Thursday, 31 March 2011

Ditchcrawlers and boat gypsies

British Waterways, that rather sleepy quango that runs our canals and navigable rivers, is to be replaced by an independent charitable vehicle with safeguards built in to ensure adequate maintenance and public access. Good. The new body will have to find ways to do without the £70m a year public subsidy, and this prospect is causing ripples of concern amongst ditchcrawlers. pah.


Look, £70m a year is a pittance, a tiny drop of money, in relation to the asset value of the entire inland waterway network in England and Wales. And the whole lot can be found overnight without costing genuine ditchcrawlers a single penny more. BW estimate that 25% of boats at their primary mooring sites are being used as primary residences without planning consent. In many cases, they even receive mooring fees paid in Housing Benefit. Mooring fees on the 'line' of navigation are a pittance compared to housing costs, or to private residential marina costs, and an attractive alternative to boat gypsies. 


Developers are not blind to the attraction of living on a boat. Generally they buy land adjacent to the canal network, dig out a big basin, connect it to the canal and install pontoons, power, water and other facilities. And charge a commercial rate for residential mooring.
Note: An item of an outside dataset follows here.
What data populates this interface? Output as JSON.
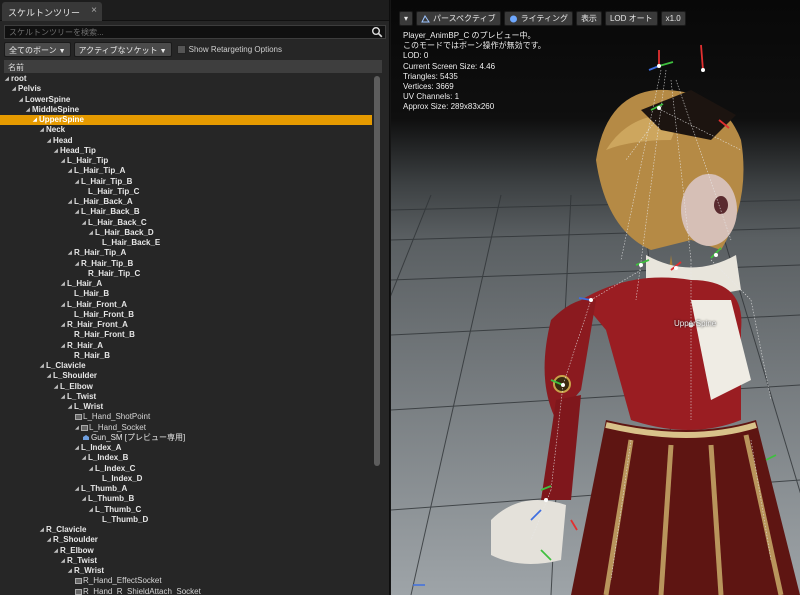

Encouraging suitable additional private mooring sites and moving illegals off the line of navigation, together with a full commercial recovery for those few legitimate residential moorings on the canal network, would make up that £70m in no time at all. 


[NB for non boaters there are two types of boat on the inland waterways; first, the narrow boats and cruisers fitted with little engines and large kitchens that know they belong on the canals. Then there are proper sea boats fitted with radar, life rafts, distress flares, EPIRBS, sea anchors, W/T (VHF and SSB), RORC medical supplies and the like that say "we could go on proper tidal waters if we wanted" but never do, and spend their lives cruising at 5mph between Reading and Windsor.]
[NBB And for true tales of heroism and daring-do from a narrow boat that didn't accept that it should stick to inland waters, see The Tuesday Night Club - crossing the Thames Estuary in a loaf-tin is one of the great eccentricities of our time]

12 comments:

WitteringsfromWitney said...

Have no fear R, as when the EU fully implements TEN-T inland waterways will cost those that use it an arm and a leg! Promise!

Weekend Yachtsman said...

Everything you say is true, but why do I have the sinking feeling that the only real result will be that it will cost me a small fortune to go through the Crinan Canal?

Oh well, I prefer the Mull anyway.

As long as the wind's below 20 knots!

Anonymous said...

Never mind crossing the Thames estuary in a loaf tin. For those that have read "Narrow Dog to Carcassonne" by Terry Darlington, you will know that he crossed the English Channel in his narrow boat with his wife and his "narrow dog" - a whippet. I shall say no more in case you want to read it.

Coney Island

WitteringsfromWitney said...

WY: Having done the Crinan twice it felt more like both arms and both legs!

Weekend Yachtsman said...

Witters, you need a crew of teenagers to turn the cranks. Oddly enough I haven't actually done the canal since mine left home!

WitteringsfromWitney said...

WY: there were for of us fellas - two doing the gates and two dealing with mooring lines - I stayed with the boat (no flies on me!)

I did the Crinan in 2006 and 2008 on the way up to the Malt Cruise.

WitteringsfromWitney said...

WY: On second thoughts it may have been 2007 and 2009.......

Elby the Beserk said...

I crossed the Thames in Oxford - so it would have been either the Isis or the Cherwell at that point - in a bath.

I'll get my coat.

English Pensioner said...

The cruisers to which you refer spending their time between Reading and Windsor are on the Thames, not a canal! I assume this will still be run by the "Thames Conservancy". Most of them wouldn't be able to use a narrow canal, such as the Kennet & Avon from Reading, as they'd be too wide for the locks or too tall for the overbridges

Fantana said...

I believe that this barge was en route from Belgium to France:- http://www.youtube.com/watch?v=-kg_QweiLy0&feature=player_embedded#at=21 Three persons, 1 lifejacket, no VHS. I'm sticking with the Contessa 26!!!

Gordon the Fence Post Tortoise said...

There is no doubt that something needs to be done about BW, their abysmal management and the status of canal dwellers.

Rather than reinventing the wheel perhaps a look at how other places like Holland work it would be useful.

BW are yet another leaden bureaucratic quango - albeit one with an eye to turning the canal network into a rural Disneyland (bonuses + share options all round!) where one has to buy £5 tickets to cycle the towpath (they tried that on the K&A) BW have indulged in more than their fair share of property skulduggery themselves....

Cross the Atlantic in a narrow boat?

Anon Anon said...

While this is slightly o/t, I must observe that the Waterways are only following the flow of everthing else that was previously 'British.' N.B: Airways; Airports; not to mention utilities.

I truly cannot imagine how our so-called politicians (especially the 'conservatives') can live with themselves.